Love as an Object Lesson, Cornfield
Her hand is a frenzy of shuck, silk, worm & toss
but my mind is on the road-hugging honeysuckle
nearby. I never liked the taste of corn let alone
the struggle of detasseling. I drift between rows
to escape the white throat of mom’s bucket
when I know she is looking for me
to help. In the neighbor’s field, among the tall
stalks, her back stoops as the sun just stands there,
helpless & hot. I think how did this happen, why
am I here? She wails and my knees give. She claws
frantically at something dark & vague.
I’m close by but the dirt is a cloud. We forget
I’m there. The confession I’m not meant to hear:
transplant, small town isolation, hollow husk.
Before settling on Carolina there was the question
of North to her family or South to his.
Even not moving at all meant breaking
ground, meant a blossom of constraints, meant
these are all Joe’s friends and sometimes
I don’t know why I’m here! To sow
and to harvest both begin and end with a fist
tearing away at the soil. I reappear to wrap her,
to console an ache I can’t gather, vanish into
a vanishing, to hold under the pulse
of a tumbling storm. What does it mean to stay?
A crop at what cost? A meal worth us all
sitting and waiting for? I catch sight of mom
in the kitchen moments before she’d bring dinner
to the table. She’s staring into the stockpot, brimming
with cob & heat, preoccupied with wrinkles in the water,

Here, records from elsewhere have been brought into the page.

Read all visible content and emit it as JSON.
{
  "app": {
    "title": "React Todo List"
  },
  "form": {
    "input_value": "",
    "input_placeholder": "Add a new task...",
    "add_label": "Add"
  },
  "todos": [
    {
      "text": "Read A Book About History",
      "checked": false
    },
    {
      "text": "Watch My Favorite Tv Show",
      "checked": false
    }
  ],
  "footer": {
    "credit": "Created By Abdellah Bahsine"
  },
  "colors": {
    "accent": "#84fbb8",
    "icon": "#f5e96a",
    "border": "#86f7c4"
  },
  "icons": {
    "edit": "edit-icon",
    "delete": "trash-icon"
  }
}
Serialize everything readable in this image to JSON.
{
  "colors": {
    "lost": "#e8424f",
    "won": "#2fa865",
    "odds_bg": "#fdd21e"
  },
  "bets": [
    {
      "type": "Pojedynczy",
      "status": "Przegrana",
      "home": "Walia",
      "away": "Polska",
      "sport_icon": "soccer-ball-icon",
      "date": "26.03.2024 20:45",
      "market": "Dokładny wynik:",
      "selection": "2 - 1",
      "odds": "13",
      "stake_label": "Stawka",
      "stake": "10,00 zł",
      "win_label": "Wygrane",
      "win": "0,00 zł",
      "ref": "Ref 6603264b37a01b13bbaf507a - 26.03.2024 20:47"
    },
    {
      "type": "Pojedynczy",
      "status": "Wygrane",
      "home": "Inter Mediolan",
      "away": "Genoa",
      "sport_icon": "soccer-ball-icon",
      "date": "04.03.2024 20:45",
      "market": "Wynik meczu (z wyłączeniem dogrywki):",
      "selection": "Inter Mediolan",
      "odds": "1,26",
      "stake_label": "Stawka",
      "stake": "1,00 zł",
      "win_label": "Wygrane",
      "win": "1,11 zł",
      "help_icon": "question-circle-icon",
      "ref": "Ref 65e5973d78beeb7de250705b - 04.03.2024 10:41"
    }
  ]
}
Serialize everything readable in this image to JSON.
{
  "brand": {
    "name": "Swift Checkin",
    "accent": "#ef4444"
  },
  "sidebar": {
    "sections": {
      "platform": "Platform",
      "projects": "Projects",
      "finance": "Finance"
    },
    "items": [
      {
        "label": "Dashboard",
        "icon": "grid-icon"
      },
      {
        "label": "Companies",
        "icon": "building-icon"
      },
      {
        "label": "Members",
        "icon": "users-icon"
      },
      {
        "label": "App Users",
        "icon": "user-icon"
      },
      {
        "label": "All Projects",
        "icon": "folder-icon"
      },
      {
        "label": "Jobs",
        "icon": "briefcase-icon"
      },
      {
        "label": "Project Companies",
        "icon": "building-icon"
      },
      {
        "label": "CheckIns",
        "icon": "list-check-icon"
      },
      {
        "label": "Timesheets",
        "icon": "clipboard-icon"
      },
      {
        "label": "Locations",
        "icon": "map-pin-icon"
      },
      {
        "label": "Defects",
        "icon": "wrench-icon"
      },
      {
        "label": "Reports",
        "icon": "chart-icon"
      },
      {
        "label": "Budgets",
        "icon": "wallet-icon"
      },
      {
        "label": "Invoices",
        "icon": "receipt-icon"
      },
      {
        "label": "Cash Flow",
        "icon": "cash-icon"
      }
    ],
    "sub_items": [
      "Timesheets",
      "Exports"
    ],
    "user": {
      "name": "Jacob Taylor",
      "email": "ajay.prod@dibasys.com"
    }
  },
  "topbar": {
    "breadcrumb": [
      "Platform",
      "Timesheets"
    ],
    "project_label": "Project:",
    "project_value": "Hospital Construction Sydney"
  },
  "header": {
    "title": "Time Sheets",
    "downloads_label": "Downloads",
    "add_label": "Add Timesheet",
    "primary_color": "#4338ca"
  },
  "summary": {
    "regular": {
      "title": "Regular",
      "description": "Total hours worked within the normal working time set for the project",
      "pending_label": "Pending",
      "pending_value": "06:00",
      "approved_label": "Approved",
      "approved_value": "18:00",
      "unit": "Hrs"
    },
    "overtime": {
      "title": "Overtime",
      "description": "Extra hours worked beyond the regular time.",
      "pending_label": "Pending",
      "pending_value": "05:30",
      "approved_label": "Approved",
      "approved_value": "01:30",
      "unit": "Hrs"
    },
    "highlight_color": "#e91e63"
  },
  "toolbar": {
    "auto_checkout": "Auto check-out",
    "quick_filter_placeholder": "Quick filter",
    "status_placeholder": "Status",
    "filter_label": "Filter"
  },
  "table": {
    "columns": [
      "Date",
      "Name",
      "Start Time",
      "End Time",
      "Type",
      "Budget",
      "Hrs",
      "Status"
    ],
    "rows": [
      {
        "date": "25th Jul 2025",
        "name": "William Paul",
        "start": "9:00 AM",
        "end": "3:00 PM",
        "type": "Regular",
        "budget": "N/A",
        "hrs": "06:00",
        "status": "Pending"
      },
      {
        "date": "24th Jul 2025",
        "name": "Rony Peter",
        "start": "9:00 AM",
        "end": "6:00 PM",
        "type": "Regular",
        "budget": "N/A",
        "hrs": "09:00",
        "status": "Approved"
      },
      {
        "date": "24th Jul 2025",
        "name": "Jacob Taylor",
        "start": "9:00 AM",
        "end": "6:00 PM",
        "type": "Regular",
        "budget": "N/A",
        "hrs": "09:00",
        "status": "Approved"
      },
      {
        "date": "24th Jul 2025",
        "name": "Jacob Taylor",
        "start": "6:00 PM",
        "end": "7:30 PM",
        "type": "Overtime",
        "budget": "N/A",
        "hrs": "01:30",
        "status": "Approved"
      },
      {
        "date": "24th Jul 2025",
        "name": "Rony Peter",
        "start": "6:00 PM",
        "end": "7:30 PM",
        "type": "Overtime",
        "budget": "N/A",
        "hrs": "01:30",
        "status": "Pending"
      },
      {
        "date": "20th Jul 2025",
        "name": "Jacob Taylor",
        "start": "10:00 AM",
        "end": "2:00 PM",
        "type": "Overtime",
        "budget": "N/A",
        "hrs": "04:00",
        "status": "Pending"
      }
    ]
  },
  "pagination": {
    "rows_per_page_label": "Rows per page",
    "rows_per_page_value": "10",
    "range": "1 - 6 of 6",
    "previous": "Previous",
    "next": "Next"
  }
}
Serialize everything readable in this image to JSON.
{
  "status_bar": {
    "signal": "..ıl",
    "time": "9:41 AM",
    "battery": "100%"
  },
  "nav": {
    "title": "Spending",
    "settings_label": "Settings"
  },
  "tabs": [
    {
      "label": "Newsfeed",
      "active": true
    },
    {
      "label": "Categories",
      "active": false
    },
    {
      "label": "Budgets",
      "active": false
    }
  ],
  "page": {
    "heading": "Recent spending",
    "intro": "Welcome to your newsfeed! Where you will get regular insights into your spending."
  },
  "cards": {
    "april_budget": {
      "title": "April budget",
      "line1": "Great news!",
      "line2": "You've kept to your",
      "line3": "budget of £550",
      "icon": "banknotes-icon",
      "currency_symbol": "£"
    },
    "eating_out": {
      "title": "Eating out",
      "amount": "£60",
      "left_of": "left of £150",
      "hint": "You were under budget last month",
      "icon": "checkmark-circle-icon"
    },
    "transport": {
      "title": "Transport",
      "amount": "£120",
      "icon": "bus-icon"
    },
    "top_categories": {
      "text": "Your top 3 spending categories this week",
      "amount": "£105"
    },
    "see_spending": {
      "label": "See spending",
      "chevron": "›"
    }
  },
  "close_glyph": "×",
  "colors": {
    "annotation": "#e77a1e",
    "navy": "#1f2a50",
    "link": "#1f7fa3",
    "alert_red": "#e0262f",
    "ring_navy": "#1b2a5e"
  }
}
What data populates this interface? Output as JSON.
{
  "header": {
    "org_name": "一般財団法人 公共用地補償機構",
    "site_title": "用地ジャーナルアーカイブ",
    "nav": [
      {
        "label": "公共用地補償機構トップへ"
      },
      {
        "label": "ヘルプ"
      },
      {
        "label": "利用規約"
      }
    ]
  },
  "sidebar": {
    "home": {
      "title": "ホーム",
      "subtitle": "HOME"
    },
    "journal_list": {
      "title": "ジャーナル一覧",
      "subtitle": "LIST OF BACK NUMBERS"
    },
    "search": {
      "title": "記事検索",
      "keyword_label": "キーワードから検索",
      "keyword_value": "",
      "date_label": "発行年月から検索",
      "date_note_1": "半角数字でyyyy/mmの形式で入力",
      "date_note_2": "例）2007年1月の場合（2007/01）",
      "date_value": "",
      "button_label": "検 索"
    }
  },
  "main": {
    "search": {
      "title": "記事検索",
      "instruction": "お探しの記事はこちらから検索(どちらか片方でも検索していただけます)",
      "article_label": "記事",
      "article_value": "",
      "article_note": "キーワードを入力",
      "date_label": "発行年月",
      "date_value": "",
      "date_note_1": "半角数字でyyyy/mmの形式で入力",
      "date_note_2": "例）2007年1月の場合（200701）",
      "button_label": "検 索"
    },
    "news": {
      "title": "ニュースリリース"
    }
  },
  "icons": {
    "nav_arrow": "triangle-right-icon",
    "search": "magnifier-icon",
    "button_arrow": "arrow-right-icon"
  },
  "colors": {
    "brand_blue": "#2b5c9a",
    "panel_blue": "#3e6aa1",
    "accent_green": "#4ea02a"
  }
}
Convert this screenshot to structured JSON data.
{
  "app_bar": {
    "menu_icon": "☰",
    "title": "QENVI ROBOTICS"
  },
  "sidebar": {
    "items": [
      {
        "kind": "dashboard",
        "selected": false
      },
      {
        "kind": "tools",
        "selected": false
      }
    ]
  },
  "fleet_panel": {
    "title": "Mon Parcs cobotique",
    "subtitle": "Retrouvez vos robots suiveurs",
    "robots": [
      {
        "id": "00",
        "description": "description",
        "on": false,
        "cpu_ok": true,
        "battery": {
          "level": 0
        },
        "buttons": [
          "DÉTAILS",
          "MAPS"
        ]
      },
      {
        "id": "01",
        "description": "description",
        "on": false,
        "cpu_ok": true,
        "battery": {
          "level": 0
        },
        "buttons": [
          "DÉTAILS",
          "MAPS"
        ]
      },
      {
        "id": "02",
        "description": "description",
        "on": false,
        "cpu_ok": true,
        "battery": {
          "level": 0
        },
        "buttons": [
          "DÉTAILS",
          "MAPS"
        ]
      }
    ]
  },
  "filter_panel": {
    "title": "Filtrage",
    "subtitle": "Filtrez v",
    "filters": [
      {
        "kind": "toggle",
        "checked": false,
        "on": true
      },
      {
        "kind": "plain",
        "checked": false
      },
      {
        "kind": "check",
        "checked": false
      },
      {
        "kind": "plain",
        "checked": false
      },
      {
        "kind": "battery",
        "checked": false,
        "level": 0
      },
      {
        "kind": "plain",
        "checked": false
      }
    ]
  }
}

curated smile of uneven rows, sandy strands
floating wildly until brushed behind an ear.